·         To focus on all aspects of the prevention of sexual abuse and violence against children and adults and to have a particular focus on primary and secondary prevention 

·         To develop an annual, costed work plan

·         To develop a common understanding of what constitutes prevention is in the context of sexual violence

·         To oversee and drive the development of the Prevention Matters online forum

·         To develop policy positions

·         To facilitate links to other prevention activity in national or local governments or other organisations  

The NOTA Prevention Committee has already begun to meet and plans to address the goals above throughout the year.  And to help increase communications across the Atlantic, NOTA has invited ATSA prevention committee members to join the NOTA meetings.  From these collaborations, we expect to see some excellent opportunities to address this issue before it is a large institutional issue. 

One example of ATSA and NOTA working together is the community engagement events in San Diego (ATSA conference 2014), McCartan who organized the first event, is now coordinating events in Bristol UK and Dublin Ireland.  These events can help improve public understanding about sexual abuse and violence and articulate what can be done to prevent it.

The growth of these initiatives and the growing public attention to the issue of sexual violence, there are many new opportunities opening up with the possibility of having a significant impact in communities on both sides of the Atlantic. 

Jon Brown, M.Sc. , (NSPCC & Chair of the NOTA Prevention Committee)

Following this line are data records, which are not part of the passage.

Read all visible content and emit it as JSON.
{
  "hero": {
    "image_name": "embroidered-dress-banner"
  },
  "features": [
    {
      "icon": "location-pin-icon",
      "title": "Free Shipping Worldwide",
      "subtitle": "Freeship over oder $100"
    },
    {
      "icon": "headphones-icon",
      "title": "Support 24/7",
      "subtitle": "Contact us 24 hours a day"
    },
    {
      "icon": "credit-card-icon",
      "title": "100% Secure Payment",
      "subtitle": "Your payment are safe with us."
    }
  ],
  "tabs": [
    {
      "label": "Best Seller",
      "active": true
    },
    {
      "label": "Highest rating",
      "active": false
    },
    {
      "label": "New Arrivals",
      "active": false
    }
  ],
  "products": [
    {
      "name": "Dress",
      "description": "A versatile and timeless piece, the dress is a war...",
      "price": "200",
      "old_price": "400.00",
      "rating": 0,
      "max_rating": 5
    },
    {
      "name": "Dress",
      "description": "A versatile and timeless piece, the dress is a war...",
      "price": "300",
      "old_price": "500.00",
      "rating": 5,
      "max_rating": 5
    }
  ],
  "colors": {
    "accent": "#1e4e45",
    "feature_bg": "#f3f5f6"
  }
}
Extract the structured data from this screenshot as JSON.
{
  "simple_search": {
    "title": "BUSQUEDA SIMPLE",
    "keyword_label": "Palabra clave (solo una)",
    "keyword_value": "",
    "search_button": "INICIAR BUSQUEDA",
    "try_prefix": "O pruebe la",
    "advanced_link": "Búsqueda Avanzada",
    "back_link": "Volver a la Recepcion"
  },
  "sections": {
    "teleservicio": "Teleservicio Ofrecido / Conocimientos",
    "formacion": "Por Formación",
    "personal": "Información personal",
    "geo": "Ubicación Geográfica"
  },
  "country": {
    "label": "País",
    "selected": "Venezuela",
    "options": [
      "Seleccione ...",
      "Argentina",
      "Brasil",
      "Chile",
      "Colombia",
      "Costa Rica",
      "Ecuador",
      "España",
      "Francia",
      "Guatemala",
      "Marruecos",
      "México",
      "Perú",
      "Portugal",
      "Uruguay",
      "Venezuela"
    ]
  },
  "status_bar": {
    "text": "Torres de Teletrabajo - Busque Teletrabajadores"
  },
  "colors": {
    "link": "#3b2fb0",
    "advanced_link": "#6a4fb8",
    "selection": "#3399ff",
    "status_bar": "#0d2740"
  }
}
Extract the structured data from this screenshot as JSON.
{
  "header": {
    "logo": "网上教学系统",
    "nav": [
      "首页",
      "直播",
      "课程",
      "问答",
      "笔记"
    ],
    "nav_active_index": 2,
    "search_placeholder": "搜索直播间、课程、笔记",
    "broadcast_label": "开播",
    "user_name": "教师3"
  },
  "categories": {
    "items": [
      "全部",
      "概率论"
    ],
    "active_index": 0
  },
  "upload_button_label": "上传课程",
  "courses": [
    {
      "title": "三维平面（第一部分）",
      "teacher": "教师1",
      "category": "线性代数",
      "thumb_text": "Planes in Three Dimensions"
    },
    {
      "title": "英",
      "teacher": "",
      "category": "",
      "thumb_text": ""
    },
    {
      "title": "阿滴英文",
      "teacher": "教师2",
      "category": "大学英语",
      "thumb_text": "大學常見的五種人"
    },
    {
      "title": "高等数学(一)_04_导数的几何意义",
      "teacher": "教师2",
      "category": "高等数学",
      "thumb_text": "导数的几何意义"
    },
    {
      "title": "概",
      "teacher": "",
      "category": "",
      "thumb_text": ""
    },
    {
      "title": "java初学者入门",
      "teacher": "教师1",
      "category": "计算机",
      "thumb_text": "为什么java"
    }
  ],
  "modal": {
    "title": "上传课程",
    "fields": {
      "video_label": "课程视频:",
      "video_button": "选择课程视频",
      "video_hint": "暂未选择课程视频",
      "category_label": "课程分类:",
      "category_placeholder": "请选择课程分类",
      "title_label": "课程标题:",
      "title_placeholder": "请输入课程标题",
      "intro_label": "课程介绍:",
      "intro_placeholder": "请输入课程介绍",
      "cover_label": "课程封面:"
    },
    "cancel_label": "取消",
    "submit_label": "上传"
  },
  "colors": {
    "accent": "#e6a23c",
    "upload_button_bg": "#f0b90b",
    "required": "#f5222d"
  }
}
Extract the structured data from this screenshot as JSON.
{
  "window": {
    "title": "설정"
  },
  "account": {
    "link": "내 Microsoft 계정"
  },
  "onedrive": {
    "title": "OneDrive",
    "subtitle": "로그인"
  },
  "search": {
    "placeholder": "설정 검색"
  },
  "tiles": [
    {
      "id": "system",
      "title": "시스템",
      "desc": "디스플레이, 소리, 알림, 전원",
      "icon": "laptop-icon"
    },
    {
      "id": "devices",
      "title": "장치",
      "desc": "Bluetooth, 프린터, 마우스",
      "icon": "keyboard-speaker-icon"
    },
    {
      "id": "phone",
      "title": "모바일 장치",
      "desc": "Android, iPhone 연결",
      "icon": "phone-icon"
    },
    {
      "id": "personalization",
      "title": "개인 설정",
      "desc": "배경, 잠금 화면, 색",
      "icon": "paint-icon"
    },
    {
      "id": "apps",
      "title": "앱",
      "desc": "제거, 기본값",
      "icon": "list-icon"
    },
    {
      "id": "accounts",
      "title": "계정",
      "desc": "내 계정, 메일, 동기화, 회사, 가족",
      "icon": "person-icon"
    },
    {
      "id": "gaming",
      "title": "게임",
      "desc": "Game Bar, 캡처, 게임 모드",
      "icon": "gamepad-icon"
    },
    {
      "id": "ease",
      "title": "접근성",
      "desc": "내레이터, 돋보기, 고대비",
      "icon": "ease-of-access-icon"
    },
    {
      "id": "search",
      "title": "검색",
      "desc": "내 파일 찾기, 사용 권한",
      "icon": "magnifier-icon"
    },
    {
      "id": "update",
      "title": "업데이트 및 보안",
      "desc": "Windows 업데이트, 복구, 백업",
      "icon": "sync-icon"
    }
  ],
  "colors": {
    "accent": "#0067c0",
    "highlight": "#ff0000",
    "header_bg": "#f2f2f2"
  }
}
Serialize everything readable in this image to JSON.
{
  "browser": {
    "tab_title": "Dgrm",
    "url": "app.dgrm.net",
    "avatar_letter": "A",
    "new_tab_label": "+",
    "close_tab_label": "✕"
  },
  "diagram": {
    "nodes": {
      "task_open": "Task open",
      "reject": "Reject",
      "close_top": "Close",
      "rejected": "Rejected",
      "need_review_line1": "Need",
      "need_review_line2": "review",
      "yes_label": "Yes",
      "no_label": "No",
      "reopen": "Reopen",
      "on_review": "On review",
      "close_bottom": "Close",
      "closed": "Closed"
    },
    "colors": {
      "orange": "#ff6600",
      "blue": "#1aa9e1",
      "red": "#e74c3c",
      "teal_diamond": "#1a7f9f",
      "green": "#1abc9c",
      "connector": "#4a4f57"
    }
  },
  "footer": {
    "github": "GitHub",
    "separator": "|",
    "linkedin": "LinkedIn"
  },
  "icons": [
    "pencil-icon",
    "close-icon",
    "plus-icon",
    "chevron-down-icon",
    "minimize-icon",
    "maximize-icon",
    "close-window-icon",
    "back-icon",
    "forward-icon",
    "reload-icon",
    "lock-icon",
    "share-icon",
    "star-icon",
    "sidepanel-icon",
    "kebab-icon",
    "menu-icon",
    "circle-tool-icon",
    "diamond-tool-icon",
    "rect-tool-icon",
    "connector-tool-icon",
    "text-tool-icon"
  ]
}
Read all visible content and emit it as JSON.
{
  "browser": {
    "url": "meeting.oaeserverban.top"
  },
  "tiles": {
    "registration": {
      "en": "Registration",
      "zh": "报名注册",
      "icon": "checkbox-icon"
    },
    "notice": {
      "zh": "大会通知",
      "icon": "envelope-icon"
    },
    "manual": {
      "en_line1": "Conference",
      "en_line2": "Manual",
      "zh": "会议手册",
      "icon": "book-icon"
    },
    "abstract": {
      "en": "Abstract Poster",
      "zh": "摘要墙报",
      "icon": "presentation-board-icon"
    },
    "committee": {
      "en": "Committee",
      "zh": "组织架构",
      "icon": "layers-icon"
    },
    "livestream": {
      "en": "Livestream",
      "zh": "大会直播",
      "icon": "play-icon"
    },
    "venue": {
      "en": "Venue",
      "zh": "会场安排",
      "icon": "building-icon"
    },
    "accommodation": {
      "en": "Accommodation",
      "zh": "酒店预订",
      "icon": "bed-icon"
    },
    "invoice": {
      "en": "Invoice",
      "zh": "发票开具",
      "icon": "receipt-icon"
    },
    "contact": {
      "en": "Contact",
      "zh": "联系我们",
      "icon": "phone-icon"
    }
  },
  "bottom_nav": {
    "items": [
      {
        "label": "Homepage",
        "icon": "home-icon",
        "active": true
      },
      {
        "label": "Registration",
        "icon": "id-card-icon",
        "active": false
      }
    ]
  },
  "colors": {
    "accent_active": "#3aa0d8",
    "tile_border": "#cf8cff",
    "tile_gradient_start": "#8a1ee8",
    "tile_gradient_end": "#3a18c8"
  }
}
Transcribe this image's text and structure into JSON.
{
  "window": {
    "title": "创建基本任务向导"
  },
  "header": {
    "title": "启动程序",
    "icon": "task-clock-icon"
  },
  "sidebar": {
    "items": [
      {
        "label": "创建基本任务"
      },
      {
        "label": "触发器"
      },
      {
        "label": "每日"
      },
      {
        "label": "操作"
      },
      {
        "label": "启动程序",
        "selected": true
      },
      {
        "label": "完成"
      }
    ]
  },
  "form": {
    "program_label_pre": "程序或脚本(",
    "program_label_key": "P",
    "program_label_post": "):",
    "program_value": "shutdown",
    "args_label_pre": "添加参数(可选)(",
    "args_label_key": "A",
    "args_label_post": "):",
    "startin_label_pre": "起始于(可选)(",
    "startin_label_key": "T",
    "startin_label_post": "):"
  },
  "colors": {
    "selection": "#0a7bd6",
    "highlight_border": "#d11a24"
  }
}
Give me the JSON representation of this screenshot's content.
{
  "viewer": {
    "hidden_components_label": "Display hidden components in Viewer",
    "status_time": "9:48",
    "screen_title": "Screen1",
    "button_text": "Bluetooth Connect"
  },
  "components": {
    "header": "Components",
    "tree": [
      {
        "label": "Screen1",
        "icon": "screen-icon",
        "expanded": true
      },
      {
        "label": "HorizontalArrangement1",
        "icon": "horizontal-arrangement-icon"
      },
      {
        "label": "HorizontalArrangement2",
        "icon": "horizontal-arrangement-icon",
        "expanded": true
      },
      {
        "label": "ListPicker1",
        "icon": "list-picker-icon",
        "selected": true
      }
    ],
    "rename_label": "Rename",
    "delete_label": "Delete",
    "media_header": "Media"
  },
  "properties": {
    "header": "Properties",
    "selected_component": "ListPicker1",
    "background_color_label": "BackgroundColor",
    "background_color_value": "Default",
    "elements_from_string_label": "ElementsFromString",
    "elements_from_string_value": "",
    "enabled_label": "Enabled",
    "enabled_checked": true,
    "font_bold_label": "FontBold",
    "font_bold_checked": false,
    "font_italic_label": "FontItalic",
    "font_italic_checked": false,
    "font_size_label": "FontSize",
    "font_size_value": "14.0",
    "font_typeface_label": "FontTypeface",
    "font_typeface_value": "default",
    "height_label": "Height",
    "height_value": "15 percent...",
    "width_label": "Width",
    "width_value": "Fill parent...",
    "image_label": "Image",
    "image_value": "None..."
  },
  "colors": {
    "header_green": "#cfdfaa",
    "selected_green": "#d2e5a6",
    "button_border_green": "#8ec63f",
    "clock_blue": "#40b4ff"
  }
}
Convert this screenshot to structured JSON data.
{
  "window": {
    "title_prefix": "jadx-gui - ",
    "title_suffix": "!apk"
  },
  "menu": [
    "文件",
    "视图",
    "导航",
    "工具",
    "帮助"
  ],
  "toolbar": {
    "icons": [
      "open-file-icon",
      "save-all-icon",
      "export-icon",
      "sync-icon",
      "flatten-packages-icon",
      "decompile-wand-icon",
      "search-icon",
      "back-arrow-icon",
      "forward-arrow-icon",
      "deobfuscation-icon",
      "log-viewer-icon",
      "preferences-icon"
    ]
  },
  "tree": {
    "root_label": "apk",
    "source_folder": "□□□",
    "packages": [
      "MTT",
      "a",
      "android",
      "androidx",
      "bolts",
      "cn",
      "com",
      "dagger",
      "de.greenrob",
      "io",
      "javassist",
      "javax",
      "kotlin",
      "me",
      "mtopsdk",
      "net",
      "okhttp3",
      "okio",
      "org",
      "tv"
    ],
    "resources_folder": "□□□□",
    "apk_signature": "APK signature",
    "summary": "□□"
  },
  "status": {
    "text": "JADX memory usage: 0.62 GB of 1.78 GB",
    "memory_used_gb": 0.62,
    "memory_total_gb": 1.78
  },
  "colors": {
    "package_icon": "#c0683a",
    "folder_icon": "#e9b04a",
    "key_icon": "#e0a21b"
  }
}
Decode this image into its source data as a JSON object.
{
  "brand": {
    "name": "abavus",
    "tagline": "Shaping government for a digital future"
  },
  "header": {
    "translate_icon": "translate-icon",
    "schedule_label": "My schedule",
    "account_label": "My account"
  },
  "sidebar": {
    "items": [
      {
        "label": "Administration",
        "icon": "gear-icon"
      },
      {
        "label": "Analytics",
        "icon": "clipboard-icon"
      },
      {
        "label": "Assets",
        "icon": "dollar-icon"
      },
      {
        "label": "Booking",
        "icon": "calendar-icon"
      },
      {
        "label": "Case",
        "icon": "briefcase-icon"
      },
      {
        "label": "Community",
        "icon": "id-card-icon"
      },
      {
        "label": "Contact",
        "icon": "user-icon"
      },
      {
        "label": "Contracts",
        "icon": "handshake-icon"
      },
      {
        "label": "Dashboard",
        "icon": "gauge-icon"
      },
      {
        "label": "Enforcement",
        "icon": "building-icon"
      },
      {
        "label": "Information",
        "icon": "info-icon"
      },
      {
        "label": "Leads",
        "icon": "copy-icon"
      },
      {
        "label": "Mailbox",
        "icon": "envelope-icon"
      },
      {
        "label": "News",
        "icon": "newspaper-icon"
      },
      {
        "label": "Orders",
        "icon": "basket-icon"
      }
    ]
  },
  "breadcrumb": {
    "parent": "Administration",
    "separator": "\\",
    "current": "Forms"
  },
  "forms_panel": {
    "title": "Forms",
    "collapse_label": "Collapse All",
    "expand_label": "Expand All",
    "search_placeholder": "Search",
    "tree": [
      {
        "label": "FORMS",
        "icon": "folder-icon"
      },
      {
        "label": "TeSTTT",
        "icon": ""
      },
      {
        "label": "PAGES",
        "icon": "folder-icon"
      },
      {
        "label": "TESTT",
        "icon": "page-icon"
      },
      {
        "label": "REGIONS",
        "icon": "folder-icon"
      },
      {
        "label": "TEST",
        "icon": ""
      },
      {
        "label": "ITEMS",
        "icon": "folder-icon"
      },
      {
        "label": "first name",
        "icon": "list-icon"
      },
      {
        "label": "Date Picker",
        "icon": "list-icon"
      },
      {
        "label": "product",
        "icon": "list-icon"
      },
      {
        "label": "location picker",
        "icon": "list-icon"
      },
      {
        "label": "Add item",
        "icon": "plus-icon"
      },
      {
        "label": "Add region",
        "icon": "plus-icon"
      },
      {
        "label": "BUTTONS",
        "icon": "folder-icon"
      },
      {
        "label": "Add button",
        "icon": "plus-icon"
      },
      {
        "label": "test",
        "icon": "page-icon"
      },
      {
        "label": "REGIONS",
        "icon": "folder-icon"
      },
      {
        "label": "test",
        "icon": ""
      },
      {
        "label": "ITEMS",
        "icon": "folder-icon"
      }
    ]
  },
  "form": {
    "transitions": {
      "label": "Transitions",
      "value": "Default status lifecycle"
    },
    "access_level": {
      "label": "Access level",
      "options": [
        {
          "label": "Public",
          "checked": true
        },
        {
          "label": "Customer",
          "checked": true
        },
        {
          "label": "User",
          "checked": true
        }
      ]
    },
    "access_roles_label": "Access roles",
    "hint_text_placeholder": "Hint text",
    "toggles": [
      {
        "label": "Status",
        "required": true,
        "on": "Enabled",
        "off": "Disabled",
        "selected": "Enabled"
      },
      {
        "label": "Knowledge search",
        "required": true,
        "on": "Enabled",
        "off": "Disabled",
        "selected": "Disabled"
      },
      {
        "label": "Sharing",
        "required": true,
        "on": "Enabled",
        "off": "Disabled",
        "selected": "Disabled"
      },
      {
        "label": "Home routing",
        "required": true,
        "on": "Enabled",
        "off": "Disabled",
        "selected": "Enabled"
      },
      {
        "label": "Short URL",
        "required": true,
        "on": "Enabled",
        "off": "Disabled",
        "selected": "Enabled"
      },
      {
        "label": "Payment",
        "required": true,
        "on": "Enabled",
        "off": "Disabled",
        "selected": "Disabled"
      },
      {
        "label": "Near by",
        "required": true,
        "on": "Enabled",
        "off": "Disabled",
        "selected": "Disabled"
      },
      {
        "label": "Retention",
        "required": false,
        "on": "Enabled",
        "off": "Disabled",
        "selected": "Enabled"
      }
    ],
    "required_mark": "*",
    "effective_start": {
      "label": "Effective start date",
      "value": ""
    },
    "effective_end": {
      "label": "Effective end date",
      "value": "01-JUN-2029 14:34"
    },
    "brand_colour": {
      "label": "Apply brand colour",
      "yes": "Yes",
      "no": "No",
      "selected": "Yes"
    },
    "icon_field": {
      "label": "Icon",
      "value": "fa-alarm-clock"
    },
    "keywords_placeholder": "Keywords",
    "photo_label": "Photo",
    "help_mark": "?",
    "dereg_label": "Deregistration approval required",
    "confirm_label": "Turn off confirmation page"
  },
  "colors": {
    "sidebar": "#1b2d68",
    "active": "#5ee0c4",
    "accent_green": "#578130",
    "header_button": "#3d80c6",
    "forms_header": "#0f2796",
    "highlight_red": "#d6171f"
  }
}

Kieran McCartan PhD (NOTA Prevention Committee member)                   

[1] NSPCC (2014) Estimating the costs of child sexual abuse in the UK